● Task instructions
Produce the full set of records below once more, exactly as they stand.

● Material to process
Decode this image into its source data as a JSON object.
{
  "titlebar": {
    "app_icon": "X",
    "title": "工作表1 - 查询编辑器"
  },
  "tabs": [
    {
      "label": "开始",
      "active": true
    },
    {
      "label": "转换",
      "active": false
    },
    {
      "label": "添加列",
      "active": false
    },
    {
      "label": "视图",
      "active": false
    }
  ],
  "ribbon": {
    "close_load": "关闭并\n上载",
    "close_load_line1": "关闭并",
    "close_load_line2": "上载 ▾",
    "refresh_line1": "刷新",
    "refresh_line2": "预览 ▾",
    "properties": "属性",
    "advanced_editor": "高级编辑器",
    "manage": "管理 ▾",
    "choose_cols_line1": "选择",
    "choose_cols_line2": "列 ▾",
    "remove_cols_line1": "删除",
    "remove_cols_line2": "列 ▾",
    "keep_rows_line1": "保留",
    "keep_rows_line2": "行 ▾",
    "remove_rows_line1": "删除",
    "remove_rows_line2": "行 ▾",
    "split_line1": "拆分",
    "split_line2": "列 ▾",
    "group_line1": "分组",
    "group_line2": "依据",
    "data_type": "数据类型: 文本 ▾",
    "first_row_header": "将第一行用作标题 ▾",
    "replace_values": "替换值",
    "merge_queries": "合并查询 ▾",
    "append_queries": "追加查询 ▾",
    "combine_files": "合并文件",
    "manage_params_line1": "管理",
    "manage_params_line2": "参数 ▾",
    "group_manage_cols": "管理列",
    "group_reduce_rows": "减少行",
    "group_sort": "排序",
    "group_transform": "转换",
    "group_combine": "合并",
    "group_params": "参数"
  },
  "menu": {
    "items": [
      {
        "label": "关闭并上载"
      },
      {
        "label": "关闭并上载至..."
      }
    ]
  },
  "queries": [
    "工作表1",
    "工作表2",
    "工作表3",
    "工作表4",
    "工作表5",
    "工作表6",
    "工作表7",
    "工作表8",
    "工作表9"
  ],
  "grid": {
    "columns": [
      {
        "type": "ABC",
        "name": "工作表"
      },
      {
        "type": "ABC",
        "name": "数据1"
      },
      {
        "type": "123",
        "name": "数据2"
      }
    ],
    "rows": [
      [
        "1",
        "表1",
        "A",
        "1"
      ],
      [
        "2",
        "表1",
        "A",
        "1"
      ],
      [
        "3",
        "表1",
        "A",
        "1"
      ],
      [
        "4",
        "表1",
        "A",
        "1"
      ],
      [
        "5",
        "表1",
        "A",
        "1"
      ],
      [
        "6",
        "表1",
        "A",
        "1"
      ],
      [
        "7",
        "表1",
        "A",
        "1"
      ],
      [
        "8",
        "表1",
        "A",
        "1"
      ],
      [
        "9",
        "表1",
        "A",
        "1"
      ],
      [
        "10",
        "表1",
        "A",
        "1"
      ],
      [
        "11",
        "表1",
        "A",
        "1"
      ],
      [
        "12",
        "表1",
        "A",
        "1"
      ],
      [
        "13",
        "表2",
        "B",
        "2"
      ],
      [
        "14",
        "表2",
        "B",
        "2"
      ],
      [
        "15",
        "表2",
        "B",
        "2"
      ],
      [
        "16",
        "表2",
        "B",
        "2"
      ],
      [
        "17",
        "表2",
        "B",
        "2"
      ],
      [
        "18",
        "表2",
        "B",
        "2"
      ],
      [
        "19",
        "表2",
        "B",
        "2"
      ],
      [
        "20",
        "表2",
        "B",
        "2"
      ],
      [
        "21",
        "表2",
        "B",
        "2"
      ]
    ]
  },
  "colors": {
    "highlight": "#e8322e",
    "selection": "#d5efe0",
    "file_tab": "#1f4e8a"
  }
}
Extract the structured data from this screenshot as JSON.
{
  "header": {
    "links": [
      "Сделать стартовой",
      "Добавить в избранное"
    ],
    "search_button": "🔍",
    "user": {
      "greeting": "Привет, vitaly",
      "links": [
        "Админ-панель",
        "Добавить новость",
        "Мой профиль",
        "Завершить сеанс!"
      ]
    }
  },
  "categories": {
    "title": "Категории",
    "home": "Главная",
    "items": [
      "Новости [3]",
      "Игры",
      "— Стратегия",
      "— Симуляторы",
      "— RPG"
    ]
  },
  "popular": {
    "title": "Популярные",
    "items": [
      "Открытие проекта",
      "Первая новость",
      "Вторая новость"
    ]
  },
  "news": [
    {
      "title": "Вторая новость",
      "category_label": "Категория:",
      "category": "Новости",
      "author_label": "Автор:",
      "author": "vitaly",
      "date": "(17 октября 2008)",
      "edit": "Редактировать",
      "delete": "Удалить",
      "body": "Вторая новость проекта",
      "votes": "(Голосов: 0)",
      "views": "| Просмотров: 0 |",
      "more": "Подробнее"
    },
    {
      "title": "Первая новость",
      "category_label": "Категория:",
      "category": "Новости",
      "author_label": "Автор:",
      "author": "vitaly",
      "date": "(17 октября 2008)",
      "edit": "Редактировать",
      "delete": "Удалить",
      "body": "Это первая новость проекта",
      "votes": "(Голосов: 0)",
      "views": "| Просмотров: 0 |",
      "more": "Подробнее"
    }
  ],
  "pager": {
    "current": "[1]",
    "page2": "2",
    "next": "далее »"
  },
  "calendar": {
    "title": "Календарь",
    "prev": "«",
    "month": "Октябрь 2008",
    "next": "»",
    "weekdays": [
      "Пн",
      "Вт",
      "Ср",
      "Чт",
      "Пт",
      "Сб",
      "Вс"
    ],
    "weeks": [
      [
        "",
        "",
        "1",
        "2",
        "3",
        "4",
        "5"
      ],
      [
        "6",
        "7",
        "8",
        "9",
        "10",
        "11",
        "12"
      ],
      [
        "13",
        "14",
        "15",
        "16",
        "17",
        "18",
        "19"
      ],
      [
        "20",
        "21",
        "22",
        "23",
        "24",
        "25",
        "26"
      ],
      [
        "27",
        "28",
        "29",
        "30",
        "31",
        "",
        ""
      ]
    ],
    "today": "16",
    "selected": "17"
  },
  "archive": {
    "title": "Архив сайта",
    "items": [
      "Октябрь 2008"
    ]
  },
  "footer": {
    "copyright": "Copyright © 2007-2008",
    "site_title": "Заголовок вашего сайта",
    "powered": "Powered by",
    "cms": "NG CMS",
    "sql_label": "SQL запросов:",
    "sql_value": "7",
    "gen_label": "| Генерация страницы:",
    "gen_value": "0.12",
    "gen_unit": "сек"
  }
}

● Response area
Decode this image into its source data as a JSON object.
{
  "titlebar": {
    "app_icon": "X",
    "title": "工作表1 - 查询编辑器"
  },
  "tabs": [
    {
      "label": "开始",
      "active": true
    },
    {
      "label": "转换",
      "active": false
    },
    {
      "label": "添加列",
      "active": false
    },
    {
      "label": "视图",
      "active": false
    }
  ],
  "ribbon": {
    "close_load": "关闭并\n上载",
    "close_load_line1": "关闭并",
    "close_load_line2": "上载 ▾",
    "refresh_line1": "刷新",
    "refresh_line2": "预览 ▾",
    "properties": "属性",
    "advanced_editor": "高级编辑器",
    "manage": "管理 ▾",
    "choose_cols_line1": "选择",
    "choose_cols_line2": "列 ▾",
    "remove_cols_line1": "删除",
    "remove_cols_line2": "列 ▾",
    "keep_rows_line1": "保留",
    "keep_rows_line2": "行 ▾",
    "remove_rows_line1": "删除",
    "remove_rows_line2": "行 ▾",
    "split_line1": "拆分",
    "split_line2": "列 ▾",
    "group_line1": "分组",
    "group_line2": "依据",
    "data_type": "数据类型: 文本 ▾",
    "first_row_header": "将第一行用作标题 ▾",
    "replace_values": "替换值",
    "merge_queries": "合并查询 ▾",
    "append_queries": "追加查询 ▾",
    "combine_files": "合并文件",
    "manage_params_line1": "管理",
    "manage_params_line2": "参数 ▾",
    "group_manage_cols": "管理列",
    "group_reduce_rows": "减少行",
    "group_sort": "排序",
    "group_transform": "转换",
    "group_combine": "合并",
    "group_params": "参数"
  },
  "menu": {
    "items": [
      {
        "label": "关闭并上载"
      },
      {
        "label": "关闭并上载至..."
      }
    ]
  },
  "queries": [
    "工作表1",
    "工作表2",
    "工作表3",
    "工作表4",
    "工作表5",
    "工作表6",
    "工作表7",
    "工作表8",
    "工作表9"
  ],
  "grid": {
    "columns": [
      {
        "type": "ABC",
        "name": "工作表"
      },
      {
        "type": "ABC",
        "name": "数据1"
      },
      {
        "type": "123",
        "name": "数据2"
      }
    ],
    "rows": [
      [
        "1",
        "表1",
        "A",
        "1"
      ],
      [
        "2",
        "表1",
        "A",
        "1"
      ],
      [
        "3",
        "表1",
        "A",
        "1"
      ],
      [
        "4",
        "表1",
        "A",
        "1"
      ],
      [
        "5",
        "表1",
        "A",
        "1"
      ],
      [
        "6",
        "表1",
        "A",
        "1"
      ],
      [
        "7",
        "表1",
        "A",
        "1"
      ],
      [
        "8",
        "表1",
        "A",
        "1"
      ],
      [
        "9",
        "表1",
        "A",
        "1"
      ],
      [
        "10",
        "表1",
        "A",
        "1"
      ],
      [
        "11",
        "表1",
        "A",
        "1"
      ],
      [
        "12",
        "表1",
        "A",
        "1"
      ],
      [
        "13",
        "表2",
        "B",
        "2"
      ],
      [
        "14",
        "表2",
        "B",
        "2"
      ],
      [
        "15",
        "表2",
        "B",
        "2"
      ],
      [
        "16",
        "表2",
        "B",
        "2"
      ],
      [
        "17",
        "表2",
        "B",
        "2"
      ],
      [
        "18",
        "表2",
        "B",
        "2"
      ],
      [
        "19",
        "表2",
        "B",
        "2"
      ],
      [
        "20",
        "表2",
        "B",
        "2"
      ],
      [
        "21",
        "表2",
        "B",
        "2"
      ]
    ]
  },
  "colors": {
    "highlight": "#e8322e",
    "selection": "#d5efe0",
    "file_tab": "#1f4e8a"
  }
}
Extract the structured data from this screenshot as JSON.
{
  "header": {
    "links": [
      "Сделать стартовой",
      "Добавить в избранное"
    ],
    "search_button": "🔍",
    "user": {
      "greeting": "Привет, vitaly",
      "links": [
        "Админ-панель",
        "Добавить новость",
        "Мой профиль",
        "Завершить сеанс!"
      ]
    }
  },
  "categories": {
    "title": "Категории",
    "home": "Главная",
    "items": [
      "Новости [3]",
      "Игры",
      "— Стратегия",
      "— Симуляторы",
      "— RPG"
    ]
  },
  "popular": {
    "title": "Популярные",
    "items": [
      "Открытие проекта",
      "Первая новость",
      "Вторая новость"
    ]
  },
  "news": [
    {
      "title": "Вторая новость",
      "category_label": "Категория:",
      "category": "Новости",
      "author_label": "Автор:",
      "author": "vitaly",
      "date": "(17 октября 2008)",
      "edit": "Редактировать",
      "delete": "Удалить",
      "body": "Вторая новость проекта",
      "votes": "(Голосов: 0)",
      "views": "| Просмотров: 0 |",
      "more": "Подробнее"
    },
    {
      "title": "Первая новость",
      "category_label": "Категория:",
      "category": "Новости",
      "author_label": "Автор:",
      "author": "vitaly",
      "date": "(17 октября 2008)",
      "edit": "Редактировать",
      "delete": "Удалить",
      "body": "Это первая новость проекта",
      "votes": "(Голосов: 0)",
      "views": "| Просмотров: 0 |",
      "more": "Подробнее"
    }
  ],
  "pager": {
    "current": "[1]",
    "page2": "2",
    "next": "далее »"
  },
  "calendar": {
    "title": "Календарь",
    "prev": "«",
    "month": "Октябрь 2008",
    "next": "»",
    "weekdays": [
      "Пн",
      "Вт",
      "Ср",
      "Чт",
      "Пт",
      "Сб",
      "Вс"
    ],
    "weeks": [
      [
        "",
        "",
        "1",
        "2",
        "3",
        "4",
        "5"
      ],
      [
        "6",
        "7",
        "8",
        "9",
        "10",
        "11",
        "12"
      ],
      [
        "13",
        "14",
        "15",
        "16",
        "17",
        "18",
        "19"
      ],
      [
        "20",
        "21",
        "22",
        "23",
        "24",
        "25",
        "26"
      ],
      [
        "27",
        "28",
        "29",
        "30",
        "31",
        "",
        ""
      ]
    ],
    "today": "16",
    "selected": "17"
  },
  "archive": {
    "title": "Архив сайта",
    "items": [
      "Октябрь 2008"
    ]
  },
  "footer": {
    "copyright": "Copyright © 2007-2008",
    "site_title": "Заголовок вашего сайта",
    "powered": "Powered by",
    "cms": "NG CMS",
    "sql_label": "SQL запросов:",
    "sql_value": "7",
    "gen_label": "| Генерация страницы:",
    "gen_value": "0.12",
    "gen_unit": "сек"
  }
}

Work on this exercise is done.